Of course, for the elevated cost you expect good sound quality as well. Unfortunately, Bose doesn't give you a choice of whether to use the headphones with or without noise cancellation; there's simply no audio signal when the noise cancelling is switched off. Audio quality when on, however, is commendable. Music is detailed, with a clear emphasis on lower mid-range frequencies, though the deep bass found in dance and house music won't thump too hard on the ears. Sound frequencies are balanced overall and will suit most music genres.
Though $100 cheaper than previous noise-cancelling models, you still won't be able to buy the QuietComfort 15 with your spare change. For those who are only mildly annoyed by the squeak of the bus brakes, this may be a waste of money. However, if your current pair isn't giving you the peace and quiet you require, Bose's QuietComfort 15 headphones will prove a great companion on public transport and planes.
Stay up to date with the latest reviews. Sign up to GoodGearGuide’s Gear Daily newsletters
Follow GoodGearGuide on Twitter: @Goodgearguide
Latest News Articles
- Megaupload seeks return of millions in frozen Hong Kong assets
- Zynga founder Mark Pincus gives up day-to-day duties
- FCC will seek input on latest net neutrality proposal
- Apple to Microsoft: Better late than never for Office on iPad
- Quip issues API for mobile word processor, aims it at enterprise IT
Most Popular Articles
- 1 Buying guide: Ovens, cooktops and freestanding cookers (upright ranges)
- 2 Tethering tutorial: How to use your iPhone as a modem
- 3 The most disturbing YouTube videos of all time
- 4 LCD vs plasma vs LED TVs buying guide
- 5 Aldi's new budget Android smartphone isn't very good value
GGG Evaluation Team
First impression on unpacking the Q702 test unit was the solid feel and clean, minimalist styling.
For work use, Microsoft Word and Excel programs pre-installed on the device are adequate for preparing short documents.
The Fujitsu LifeBook UH574 allowed for great mobility without being obnoxiously heavy or clunky. Its twelve hours of battery life did not disappoint.
The screen was particularly good. It is bright and visible from most angles, however heat is an issue, particularly around the Windows button on the front, and on the back where the battery housing is located.
My first impression after unboxing the Q702 is that it is a nice looking unit.
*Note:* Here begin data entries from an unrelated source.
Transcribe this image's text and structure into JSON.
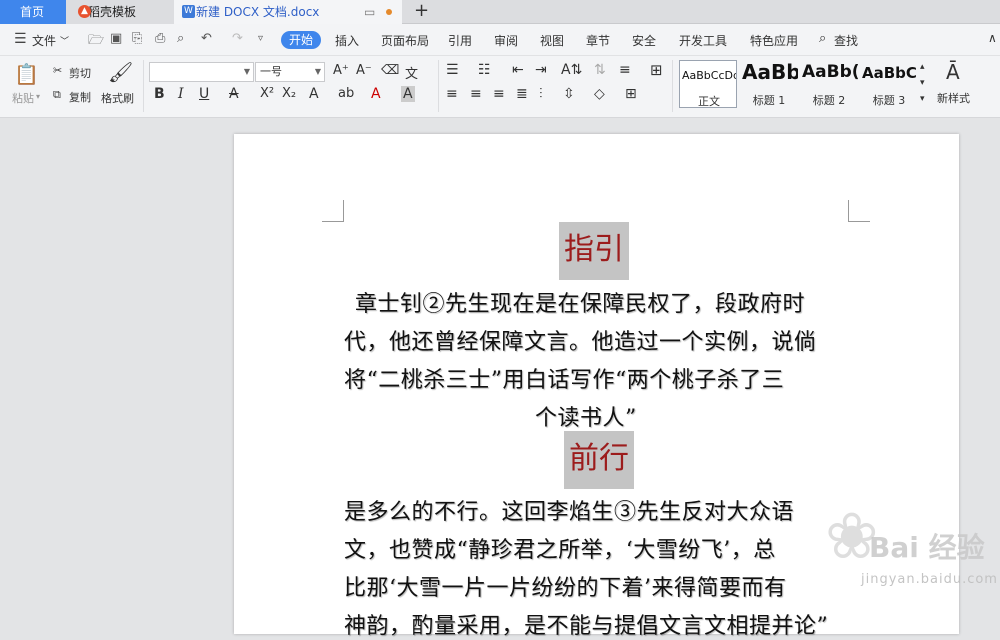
{
  "tabs": {
    "home": "首页",
    "templates": "稻壳模板",
    "document": "新建 DOCX 文档.docx",
    "add": "+"
  },
  "menu": {
    "file": "文件",
    "items": [
      "开始",
      "插入",
      "页面布局",
      "引用",
      "审阅",
      "视图",
      "章节",
      "安全",
      "开发工具",
      "特色应用"
    ],
    "search": "查找"
  },
  "ribbon": {
    "paste": "粘贴",
    "cut": "剪切",
    "copy": "复制",
    "format_painter": "格式刷",
    "font_name": "",
    "font_size": "一号",
    "styles": [
      {
        "sample": "AaBbCcDd",
        "label": "正文"
      },
      {
        "sample": "AaBb",
        "label": "标题 1"
      },
      {
        "sample": "AaBb(",
        "label": "标题 2"
      },
      {
        "sample": "AaBbC",
        "label": "标题 3"
      }
    ],
    "new_style": "新样式"
  },
  "document": {
    "heading1": "指引",
    "para1": [
      "章士钊②先生现在是在保障民权了，段政府时",
      "代，他还曾经保障文言。他造过一个实例，说倘",
      "将“二桃杀三士”用白话写作“两个桃子杀了三",
      "个读书人”"
    ],
    "heading2": "前行",
    "para2": [
      "是多么的不行。这回李焰生③先生反对大众语",
      "文，也赞成“静珍君之所举，‘大雪纷飞’，总",
      "比那‘大雪一片一片纷纷的下着’来得简要而有",
      "神韵，酌量采用，是不能与提倡文言文相提并论”"
    ]
  },
  "watermark": {
    "text": "Bai 经验",
    "url": "jingyan.baidu.com"
  },
  "colors": {
    "accent": "#3f86ec",
    "heading_text": "#9c1c1c",
    "heading_highlight": "#c4c4c4"
  }
}
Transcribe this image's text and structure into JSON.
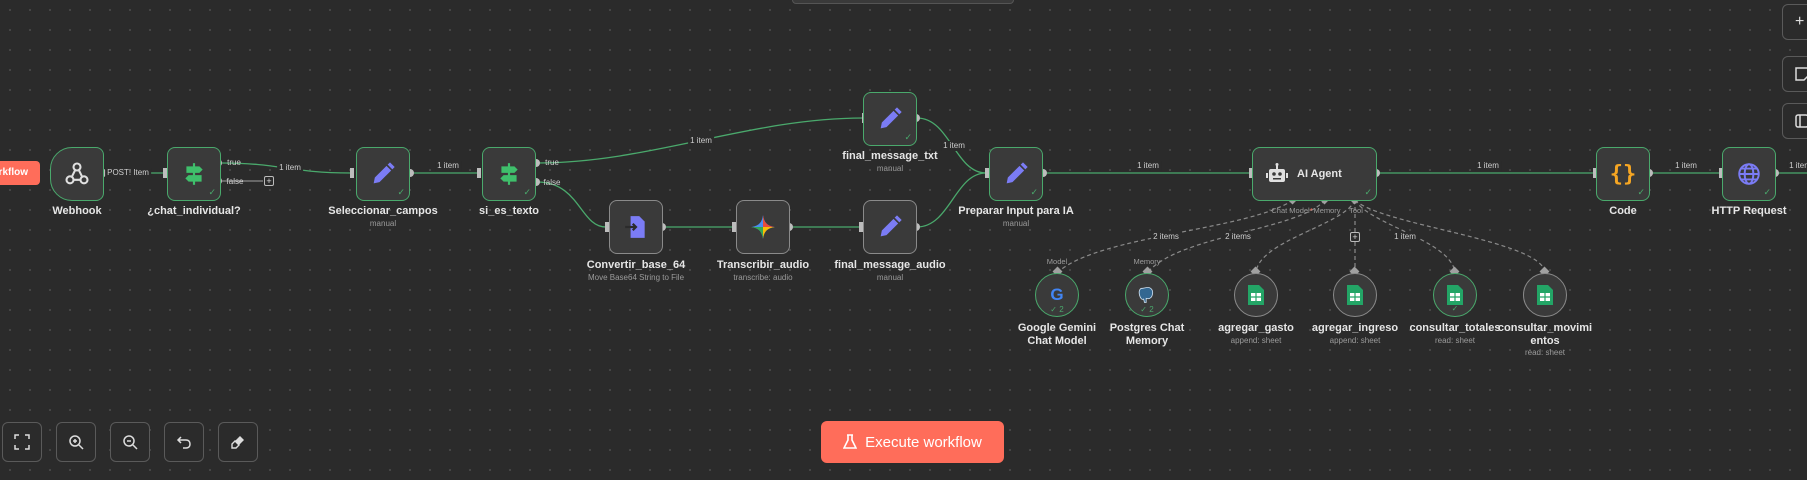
{
  "trigger_tag": "orkflow",
  "nodes": {
    "webhook": {
      "label": "Webhook"
    },
    "chat_individual": {
      "label": "¿chat_individual?"
    },
    "seleccionar_campos": {
      "label": "Seleccionar_campos",
      "sub": "manual"
    },
    "si_es_texto": {
      "label": "si_es_texto"
    },
    "final_message_txt": {
      "label": "final_message_txt",
      "sub": "manual"
    },
    "convertir_base_64": {
      "label": "Convertir_base_64",
      "sub": "Move Base64 String to File"
    },
    "transcribir_audio": {
      "label": "Transcribir_audio",
      "sub": "transcribe: audio"
    },
    "final_message_audio": {
      "label": "final_message_audio",
      "sub": "manual"
    },
    "preparar_input": {
      "label": "Preparar Input para IA",
      "sub": "manual"
    },
    "ai_agent": {
      "label": "AI Agent"
    },
    "code": {
      "label": "Code"
    },
    "http_request": {
      "label": "HTTP Request"
    },
    "gemini": {
      "label": "Google Gemini Chat Model",
      "badge": "2"
    },
    "postgres": {
      "label": "Postgres Chat Memory",
      "badge": "2"
    },
    "agregar_gasto": {
      "label": "agregar_gasto",
      "sub": "append: sheet"
    },
    "agregar_ingreso": {
      "label": "agregar_ingreso",
      "sub": "append: sheet"
    },
    "consultar_totales": {
      "label": "consultar_totales",
      "sub": "read: sheet"
    },
    "consultar_movimientos": {
      "label": "consultar_movimientos",
      "sub": "read: sheet"
    }
  },
  "edges": {
    "post_item": "POST! Item",
    "one_item": "1 item",
    "two_items": "2 items",
    "true": "true",
    "false": "false"
  },
  "ports": {
    "chat_model": "Chat Model",
    "chat_model_req": "*",
    "memory": "Memory",
    "tool": "Tool",
    "model": "Model"
  },
  "controls": {
    "execute_label": "Execute workflow"
  },
  "colors": {
    "accent": "#ff6d5a",
    "success_edge": "#4aa96c",
    "canvas": "#2b2b2b",
    "node_bg": "#3a3a3a",
    "edit_icon": "#7b7cf5",
    "switch_icon": "#3fbf6b"
  }
}
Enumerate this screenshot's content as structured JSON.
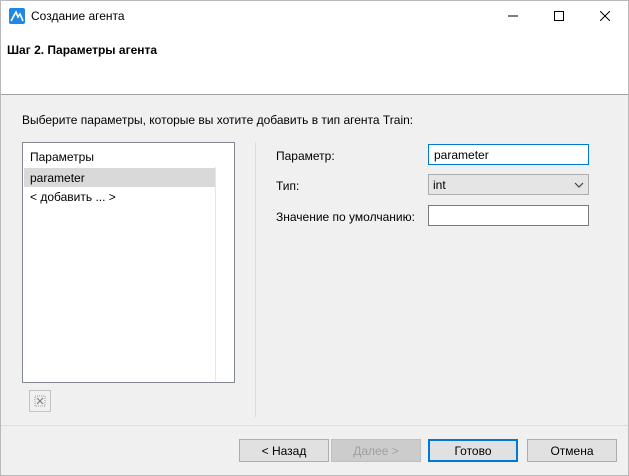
{
  "window": {
    "title": "Создание агента"
  },
  "header": {
    "title": "Шаг 2. Параметры агента"
  },
  "instruction": "Выберите параметры, которые вы хотите добавить в тип агента Train:",
  "param_list": {
    "header": "Параметры",
    "items": [
      "parameter"
    ],
    "add_item": "< добавить ... >"
  },
  "form": {
    "param_label": "Параметр:",
    "param_value": "parameter",
    "type_label": "Тип:",
    "type_value": "int",
    "default_label": "Значение по умолчанию:",
    "default_value": ""
  },
  "buttons": {
    "back": "< Назад",
    "next": "Далее >",
    "finish": "Готово",
    "cancel": "Отмена"
  },
  "colors": {
    "focus_border": "#0078d7",
    "selection": "#d9d9d9",
    "app_icon": "#1e88e5"
  }
}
Styling is somewhat minimalist but very effective. The tablet part, once detached, has a nice weight, and no buttons or switches are located in awkward or intrusive positions.